=== PROBLEM TO WORK ON ===
Your copy should match the records below exactly, except for the pictures.

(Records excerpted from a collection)
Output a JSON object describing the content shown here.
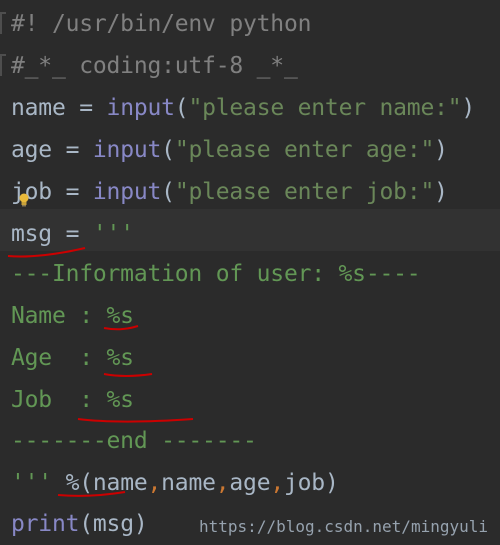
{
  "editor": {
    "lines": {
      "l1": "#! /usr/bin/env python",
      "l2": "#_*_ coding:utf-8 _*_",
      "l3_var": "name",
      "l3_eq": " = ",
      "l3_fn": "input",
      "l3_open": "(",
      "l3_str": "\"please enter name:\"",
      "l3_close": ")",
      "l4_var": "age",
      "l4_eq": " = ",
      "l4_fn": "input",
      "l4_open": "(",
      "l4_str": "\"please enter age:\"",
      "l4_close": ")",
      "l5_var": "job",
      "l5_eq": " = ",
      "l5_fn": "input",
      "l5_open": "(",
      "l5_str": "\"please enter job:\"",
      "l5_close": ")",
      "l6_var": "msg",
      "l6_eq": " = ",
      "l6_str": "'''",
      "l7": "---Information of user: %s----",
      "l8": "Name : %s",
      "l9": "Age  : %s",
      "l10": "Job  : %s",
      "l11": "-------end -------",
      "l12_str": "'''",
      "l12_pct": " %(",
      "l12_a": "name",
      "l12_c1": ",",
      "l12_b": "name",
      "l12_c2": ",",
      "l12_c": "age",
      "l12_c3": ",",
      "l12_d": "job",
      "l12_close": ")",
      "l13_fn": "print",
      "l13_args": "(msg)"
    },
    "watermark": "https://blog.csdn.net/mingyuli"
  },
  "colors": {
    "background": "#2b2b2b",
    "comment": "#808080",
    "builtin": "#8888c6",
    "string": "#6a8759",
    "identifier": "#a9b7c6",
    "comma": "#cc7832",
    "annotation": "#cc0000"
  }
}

=== SOLUTION TO THE EXERCISE ===
Output a JSON object describing the content shown here.
{
  "editor": {
    "lines": {
      "l1": "#! /usr/bin/env python",
      "l2": "#_*_ coding:utf-8 _*_",
      "l3_var": "name",
      "l3_eq": " = ",
      "l3_fn": "input",
      "l3_open": "(",
      "l3_str": "\"please enter name:\"",
      "l3_close": ")",
      "l4_var": "age",
      "l4_eq": " = ",
      "l4_fn": "input",
      "l4_open": "(",
      "l4_str": "\"please enter age:\"",
      "l4_close": ")",
      "l5_var": "job",
      "l5_eq": " = ",
      "l5_fn": "input",
      "l5_open": "(",
      "l5_str": "\"please enter job:\"",
      "l5_close": ")",
      "l6_var": "msg",
      "l6_eq": " = ",
      "l6_str": "'''",
      "l7": "---Information of user: %s----",
      "l8": "Name : %s",
      "l9": "Age  : %s",
      "l10": "Job  : %s",
      "l11": "-------end -------",
      "l12_str": "'''",
      "l12_pct": " %(",
      "l12_a": "name",
      "l12_c1": ",",
      "l12_b": "name",
      "l12_c2": ",",
      "l12_c": "age",
      "l12_c3": ",",
      "l12_d": "job",
      "l12_close": ")",
      "l13_fn": "print",
      "l13_args": "(msg)"
    },
    "watermark": "https://blog.csdn.net/mingyuli"
  },
  "colors": {
    "background": "#2b2b2b",
    "comment": "#808080",
    "builtin": "#8888c6",
    "string": "#6a8759",
    "identifier": "#a9b7c6",
    "comma": "#cc7832",
    "annotation": "#cc0000"
  }
}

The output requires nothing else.